# Proof 24: Newton’s 2nd law in rotation

Get some friends to help you push the stuck carousel with your daughter sitting in it. Each applies a force on her. Friction and other force may counteract. Many forces could be involved – let’s denote them $F_1$, $F_2$, $F_3$ and so on – and we use Newton’s 2nd law (see the Newton’s 2nd law skill) on all these forces that are acting at this position to find the acceleration of your daughter.

\begin{align} \sum F&=ma\quad\Leftrightarrow\quad \\ \underbrace{F_1+F_2+F_3+\cdots}_\text{all forces}&=ma \quad\Leftrightarrow\quad \\ \frac{\tau_1}r+\frac{\tau_2}r+\frac{\tau_3}r+\cdots&=ma \quad\Leftrightarrow\quad \qquad\leftarrow \text{Torque }\tau=Fr\Leftrightarrow F=\tau/r\\ \underbrace{\tau_1+\tau_2+\tau_3+\cdots}_\text{all torques}&=rma\\ \sum \tau &=rma \quad\Leftrightarrow\quad \\ \sum \tau &=rm\underbrace{r\alpha}_a \quad\Leftrightarrow\quad \qquad \leftarrow \text{Geometric bond } a=r\alpha\\ \sum \tau &=mr^2\alpha \end{align}

The mass $m$ is just the daughter. But actually not only her is being set in motion, so not only her mass must be involved. The entire carousel structure is being set in motion and the mass of every “particle” of it is involved. The farther away from the centre, the longer it must be moved per second, so the “tougher”.

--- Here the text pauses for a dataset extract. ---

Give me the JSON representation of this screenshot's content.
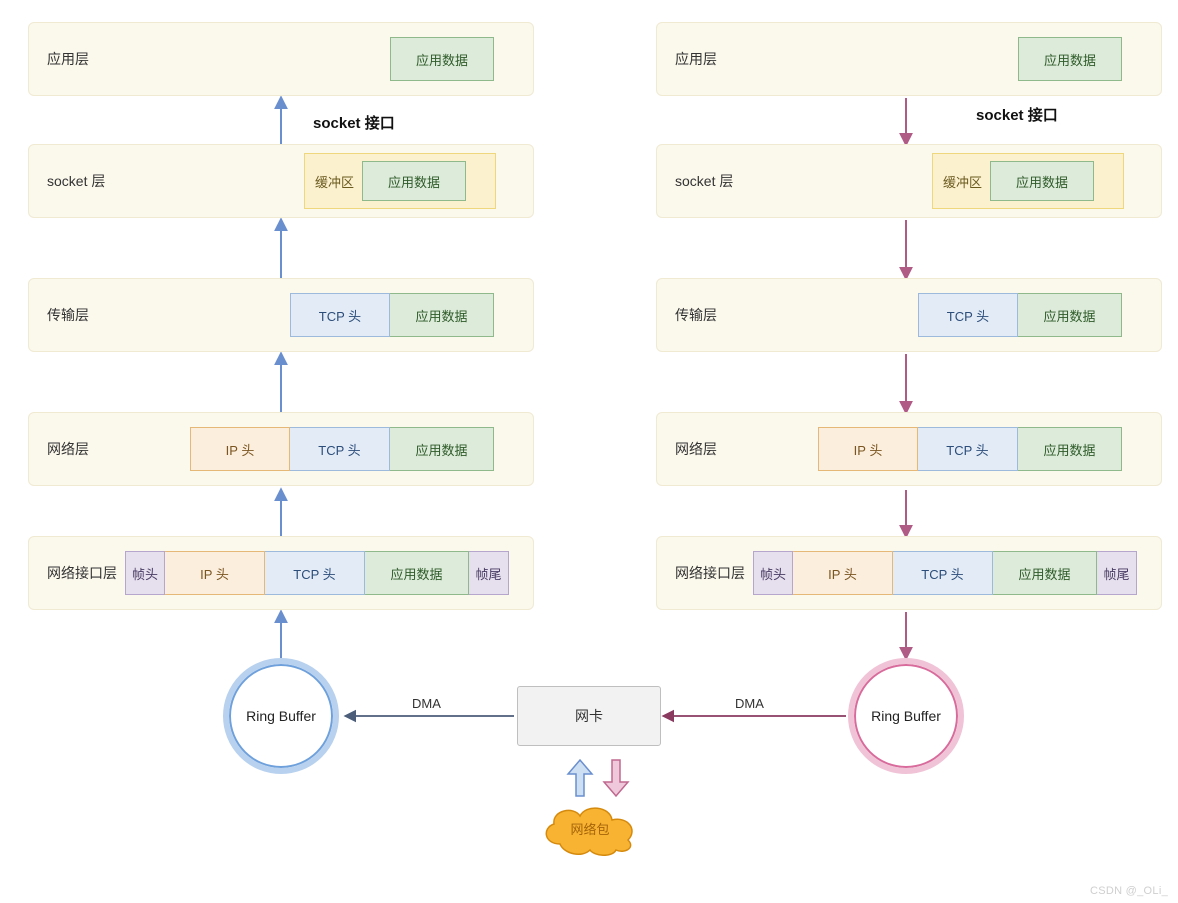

Each “particle” can be accounted for my splitting the carousel arm (and other parts of the structure) into infinitely many “particles” with each “particle” being pushes/pulled in by its neighbour particles. Due to Newton’s 3rd law, the force from one neighbour “particle” is also felt by that neighbour “particle” itself, but oppositely. So, when summing up all forces for the entire situation, all these “particle”-“particle” force-pairs cancel out. We end with only all the “toughnesses”, all the inertias” $mr^2$ adding up. So, let’s add a sum symbol to the “toughness” group of parameters:

\begin{align} \sum \tau &=\underbrace{\sum (mr^2)}_I\alpha\quad\Leftrightarrow\\ \sum \tau &=I\alpha \qquad\blacksquare\\ \end{align}

This “toughness” chunk is called the moment-of-inertia:

$$I=\sum mr^2$$

Note, this result is also often written as an integral in case of an infinite amount of “particles” being infinitely small (a continuous body):

$$I=\int r^2\;\mathrm dm$$

## Proof 14: Motion equations

In motion along a path, $a$ is acceleration, $v_0$ and $v$ are initial and final (current) speed, and $t_0$ and $t$ are initial and final…

## Proof 31: Elastic-collision speed “conservation”

We call a collision elastic if the total kinetic energy is conserved (same before as after the collision) and there are no other energies involved.…

## Proof 22: Geometric bonds

Angle $\theta$ measured in radians is ‘the number of radius-lengths along the periphery’. Multiply that number with the radius $r$ to get the total length…

## Proof 35: Kinetic energy

Linear version of kinetic energy A spaceship in outer space starts its rocket engines to propel itself forwards with a rocket force. That force does…

## Proof 32: Momentum conservation law

The moment conservation law and Newton’s 3rd law as well as the idea of impulse seem equivalent (they all describe impacts/collisions). And in fact the…